[Task directions] Examine the entries below, count the lines holding the string "JSON", and respond with the number only.

[Dataset rows describing interfaces]
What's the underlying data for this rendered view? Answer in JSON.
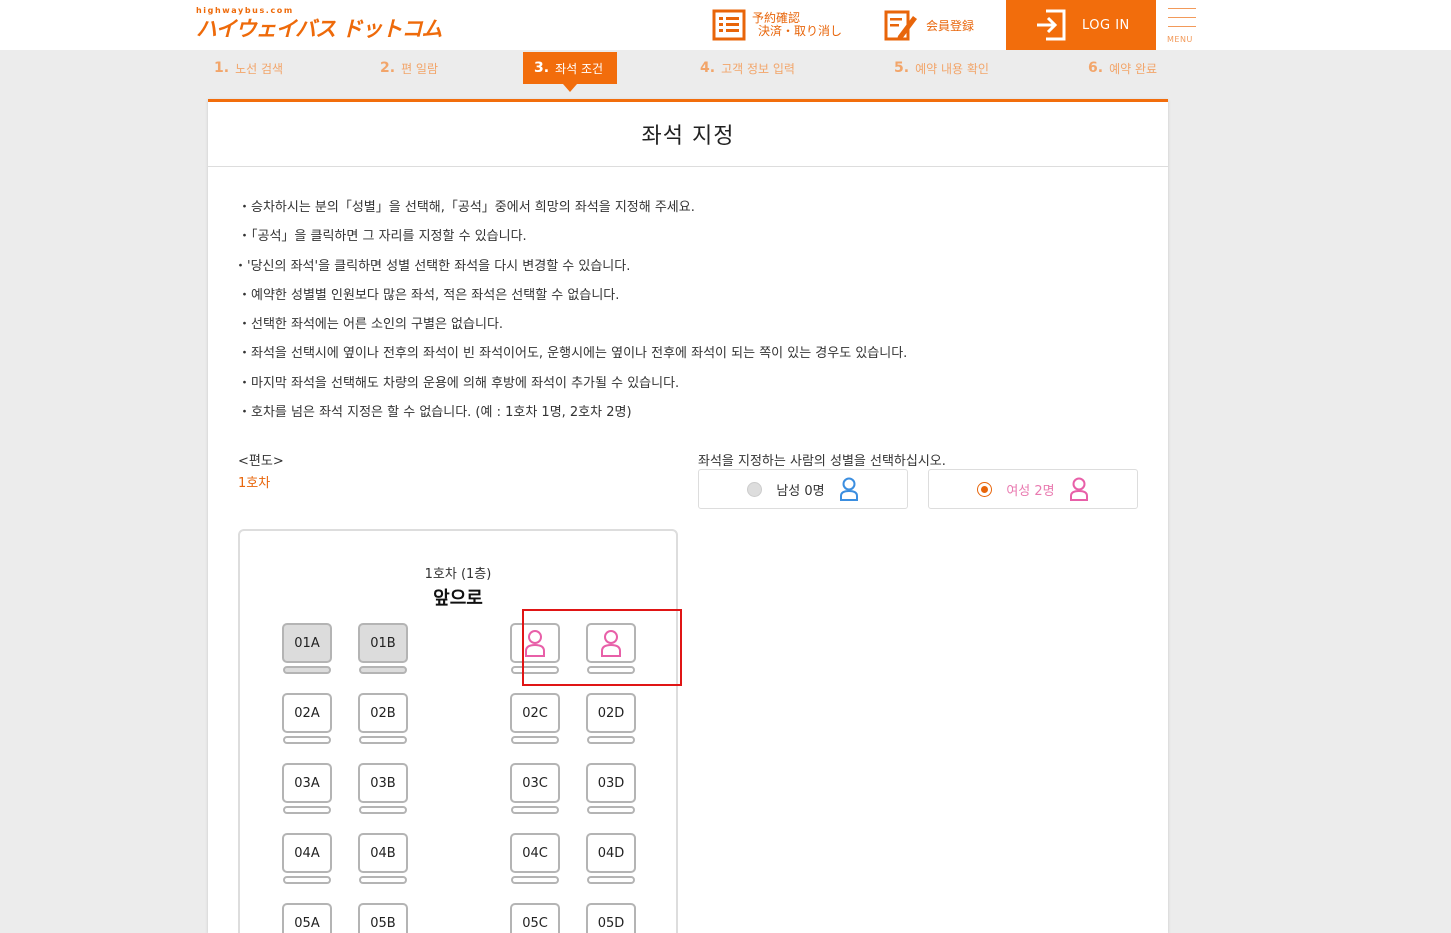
{
  "header": {
    "logo_small": "highwaybus.com",
    "logo_main": "ハイウェイバス ドットコム",
    "reserve_line1": "予約確認",
    "reserve_line2": "決済・取り消し",
    "member_label": "会員登録",
    "login_label": "LOG IN",
    "menu_label": "MENU",
    "accent_color": "#f26d0c"
  },
  "steps": [
    {
      "num": "1.",
      "label": "노선 검색"
    },
    {
      "num": "2.",
      "label": "편 일람"
    },
    {
      "num": "3.",
      "label": "좌석 조건"
    },
    {
      "num": "4.",
      "label": "고객 정보 입력"
    },
    {
      "num": "5.",
      "label": "예약 내용 확인"
    },
    {
      "num": "6.",
      "label": "예약 완료"
    }
  ],
  "active_step": 3,
  "panel": {
    "title": "좌석 지정",
    "notes": [
      "・승차하시는 분의「성별」을 선택해,「공석」중에서 희망의 좌석을 지정해 주세요.",
      "・「공석」을 클릭하면 그 자리를 지정할 수 있습니다.",
      "・'당신의 좌석'을 클릭하면 성별 선택한 좌석을 다시 변경할 수 있습니다.",
      "・예약한 성별별 인원보다 많은 좌석, 적은 좌석은 선택할 수 없습니다.",
      "・선택한 좌석에는 어른 소인의 구별은 없습니다.",
      "・좌석을 선택시에 옆이나 전후의 좌석이 빈 좌석이어도, 운행시에는 옆이나 전후에 좌석이 되는 쪽이 있는 경우도 있습니다.",
      "・마지막 좌석을 선택해도 차량의 운용에 의해 후방에 좌석이 추가될 수 있습니다.",
      "・호차를 넘은 좌석 지정은 할 수 없습니다. (예 : 1호차 1명, 2호차 2명)"
    ],
    "route_label": "<편도>",
    "car_label": "1호차",
    "gender_prompt": "좌석을 지정하는 사람의 성별을 선택하십시오.",
    "male_option": "남성 0명",
    "female_option": "여성 2명",
    "male_color": "#3b8ee0",
    "female_color": "#e85fa8"
  },
  "seatmap": {
    "floor_label": "1호차 (1층)",
    "front_label": "앞으로",
    "rows": [
      [
        "01A",
        "01B",
        "",
        ""
      ],
      [
        "02A",
        "02B",
        "02C",
        "02D"
      ],
      [
        "03A",
        "03B",
        "03C",
        "03D"
      ],
      [
        "04A",
        "04B",
        "04C",
        "04D"
      ],
      [
        "05A",
        "05B",
        "05C",
        "05D"
      ]
    ],
    "taken_seats": [
      "01A",
      "01B"
    ],
    "selected_seats": [
      "01C",
      "01D"
    ]
  }
}
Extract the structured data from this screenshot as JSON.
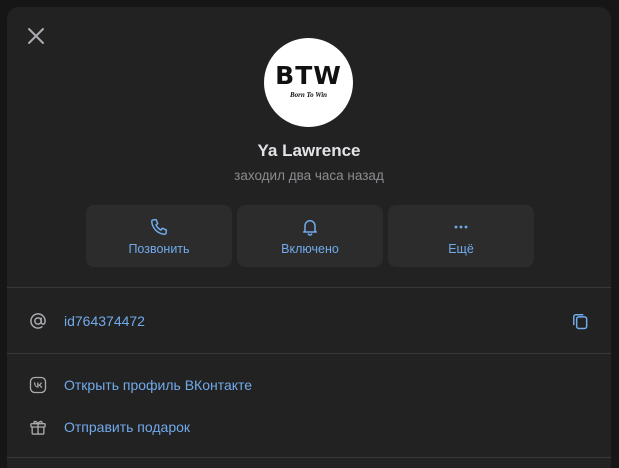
{
  "profile": {
    "avatar_text": "BTW",
    "avatar_subtext": "Born To Win",
    "name": "Ya Lawrence",
    "last_seen": "заходил два часа назад"
  },
  "actions": [
    {
      "label": "Позвонить",
      "icon": "phone-icon"
    },
    {
      "label": "Включено",
      "icon": "bell-icon"
    },
    {
      "label": "Ещё",
      "icon": "more-icon"
    }
  ],
  "info": {
    "user_id": "id764374472",
    "id_icon": "at-icon",
    "copy_icon": "copy-icon"
  },
  "links": [
    {
      "label": "Открыть профиль ВКонтакте",
      "icon": "vk-icon"
    },
    {
      "label": "Отправить подарок",
      "icon": "gift-icon"
    }
  ],
  "colors": {
    "accent": "#71aaeb",
    "background": "#222222",
    "button": "#2c2c2c"
  }
}
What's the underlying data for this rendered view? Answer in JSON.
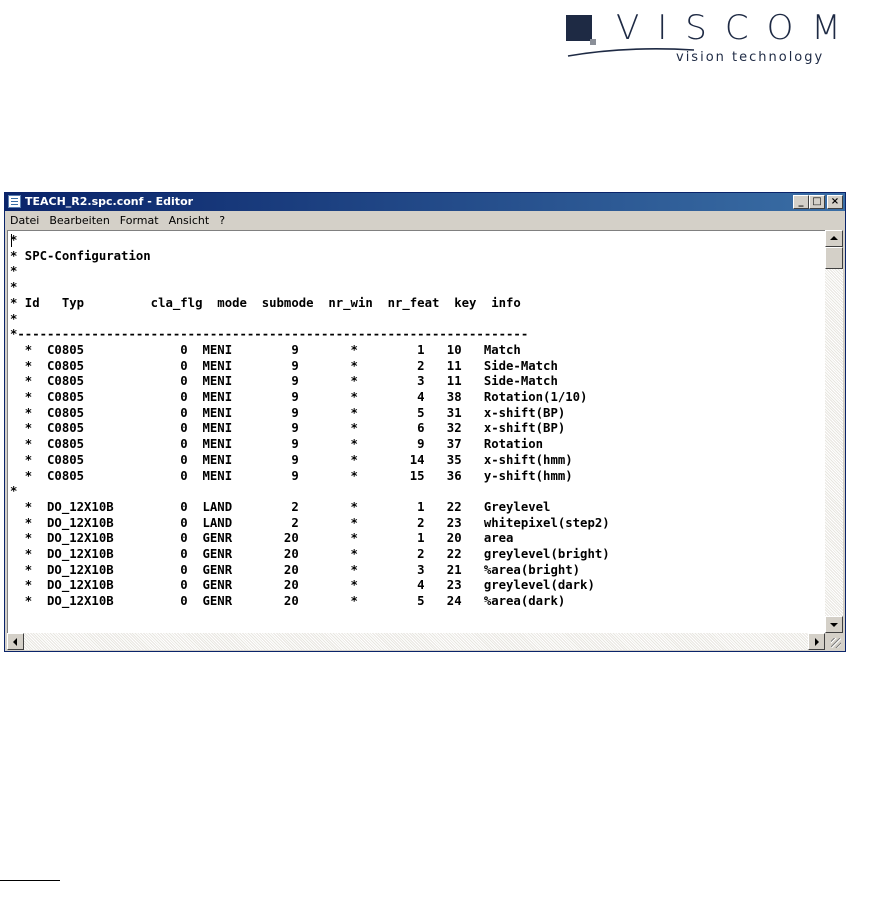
{
  "logo": {
    "word": "VISCOM",
    "tagline": "vision technology"
  },
  "window": {
    "title": "TEACH_R2.spc.conf - Editor",
    "buttons": {
      "minimize": "_",
      "maximize": "□",
      "close": "×"
    },
    "menu": [
      "Datei",
      "Bearbeiten",
      "Format",
      "Ansicht",
      "?"
    ]
  },
  "editor": {
    "content": "*\n* SPC-Configuration\n*\n*\n* Id   Typ         cla_flg  mode  submode  nr_win  nr_feat  key  info\n*\n*---------------------------------------------------------------------\n  *  C0805             0  MENI        9       *        1   10   Match\n  *  C0805             0  MENI        9       *        2   11   Side-Match\n  *  C0805             0  MENI        9       *        3   11   Side-Match\n  *  C0805             0  MENI        9       *        4   38   Rotation(1/10)\n  *  C0805             0  MENI        9       *        5   31   x-shift(BP)\n  *  C0805             0  MENI        9       *        6   32   x-shift(BP)\n  *  C0805             0  MENI        9       *        9   37   Rotation\n  *  C0805             0  MENI        9       *       14   35   x-shift(hmm)\n  *  C0805             0  MENI        9       *       15   36   y-shift(hmm)\n*\n  *  DO_12X10B         0  LAND        2       *        1   22   Greylevel\n  *  DO_12X10B         0  LAND        2       *        2   23   whitepixel(step2)\n  *  DO_12X10B         0  GENR       20       *        1   20   area\n  *  DO_12X10B         0  GENR       20       *        2   22   greylevel(bright)\n  *  DO_12X10B         0  GENR       20       *        3   21   %area(bright)\n  *  DO_12X10B         0  GENR       20       *        4   23   greylevel(dark)\n  *  DO_12X10B         0  GENR       20       *        5   24   %area(dark)"
  },
  "colors": {
    "titlebar_start": "#0a246a",
    "titlebar_end": "#3a6ea5",
    "chrome": "#d4d0c8",
    "logo": "#1e2a44"
  }
}
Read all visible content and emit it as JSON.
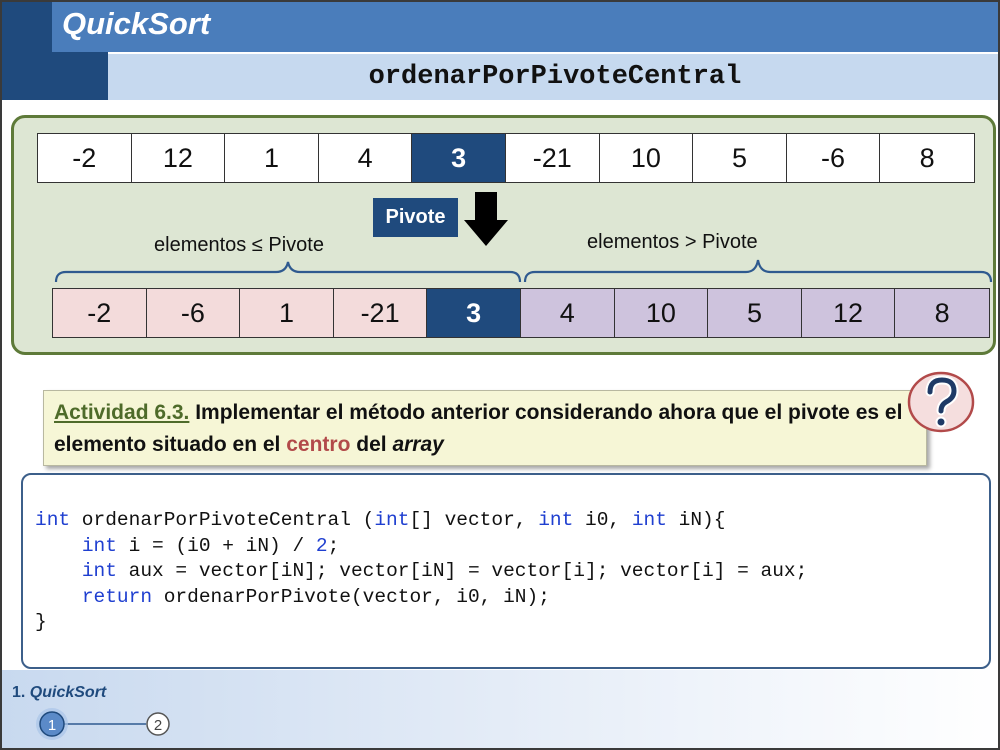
{
  "header": {
    "title": "QuickSort",
    "subtitle": "ordenarPorPivoteCentral"
  },
  "colors": {
    "header_dark": "#1f4a7d",
    "header_mid": "#4a7dbb",
    "header_light": "#c6d9ef",
    "pivot": "#1f4a7d",
    "left_partition": "#f3dbdb",
    "right_partition": "#cec3dd",
    "panel_bg": "#dde6d3",
    "panel_border": "#5e7a39"
  },
  "diagram": {
    "original_array": [
      "-2",
      "12",
      "1",
      "4",
      "3",
      "-21",
      "10",
      "5",
      "-6",
      "8"
    ],
    "pivot_index_original": 4,
    "pivot_label": "Pivote",
    "partitioned_array": [
      "-2",
      "-6",
      "1",
      "-21",
      "3",
      "4",
      "10",
      "5",
      "12",
      "8"
    ],
    "pivot_index_partitioned": 4,
    "label_left": "elementos ≤ Pivote",
    "label_right": "elementos > Pivote"
  },
  "activity": {
    "title": "Actividad 6.3.",
    "text_1": " Implementar el método anterior considerando ahora que el pivote es el elemento situado en el ",
    "highlight": "centro",
    "text_2": " del ",
    "italic": "array",
    "icon": "question-icon"
  },
  "code": {
    "line1_kw1": "int",
    "line1_a": " ordenarPorPivoteCentral (",
    "line1_kw2": "int",
    "line1_b": "[] vector, ",
    "line1_kw3": "int",
    "line1_c": " i0, ",
    "line1_kw4": "int",
    "line1_d": " iN){",
    "line2_kw": "int",
    "line2_a": " i = (i0 + iN) / ",
    "line2_num": "2",
    "line2_b": ";",
    "line3_kw": "int",
    "line3_a": " aux = vector[iN]; vector[iN] = vector[i]; vector[i] = aux;",
    "line4_kw": "return",
    "line4_a": " ordenarPorPivote(vector, i0, iN);",
    "line5": "}"
  },
  "footer": {
    "section_number": "1.",
    "section_name": "QuickSort",
    "nav_steps": [
      "1",
      "2"
    ],
    "current_step": 1
  }
}
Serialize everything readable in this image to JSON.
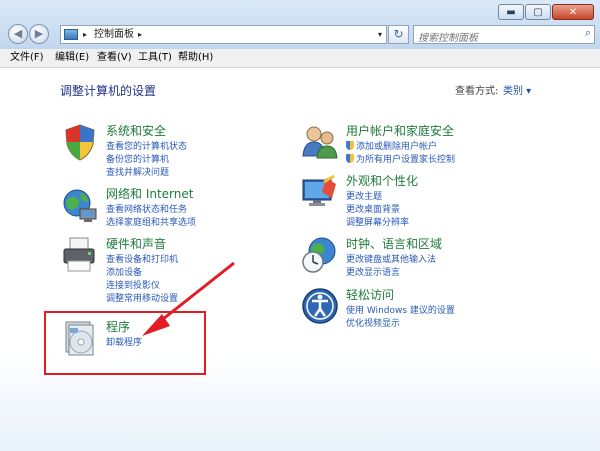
{
  "window": {
    "controls": {
      "minimize": "▬",
      "maximize": "▢",
      "close": "✕"
    }
  },
  "nav": {
    "back": "◀",
    "forward": "▶",
    "address": {
      "chevron": "▸",
      "path": "控制面板",
      "sep": "▸",
      "dropdown": "▾"
    },
    "refresh": "↻",
    "search": {
      "placeholder": "搜索控制面板",
      "icon": "⌕"
    }
  },
  "menu": {
    "items": [
      "文件(F)",
      "编辑(E)",
      "查看(V)",
      "工具(T)",
      "帮助(H)"
    ]
  },
  "main": {
    "title": "调整计算机的设置",
    "view_by": {
      "label": "查看方式:",
      "value": "类别 ▾"
    },
    "categories": [
      {
        "title": "系统和安全",
        "links": [
          "查看您的计算机状态",
          "备份您的计算机",
          "查找并解决问题"
        ]
      },
      {
        "title": "网络和 Internet",
        "links": [
          "查看网络状态和任务",
          "选择家庭组和共享选项"
        ]
      },
      {
        "title": "硬件和声音",
        "links": [
          "查看设备和打印机",
          "添加设备",
          "连接到投影仪",
          "调整常用移动设置"
        ]
      },
      {
        "title": "程序",
        "links": [
          "卸载程序"
        ]
      },
      {
        "title": "用户帐户和家庭安全",
        "links": [
          "添加或删除用户帐户",
          "为所有用户设置家长控制"
        ]
      },
      {
        "title": "外观和个性化",
        "links": [
          "更改主题",
          "更改桌面背景",
          "调整屏幕分辨率"
        ]
      },
      {
        "title": "时钟、语言和区域",
        "links": [
          "更改键盘或其他输入法",
          "更改显示语言"
        ]
      },
      {
        "title": "轻松访问",
        "links": [
          "使用 Windows 建议的设置",
          "优化视频显示"
        ]
      }
    ]
  },
  "colors": {
    "category_title": "#1f7b3b",
    "link": "#2a59b8",
    "page_title": "#1e3287",
    "annotation": "#e31b23"
  }
}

[Response] 5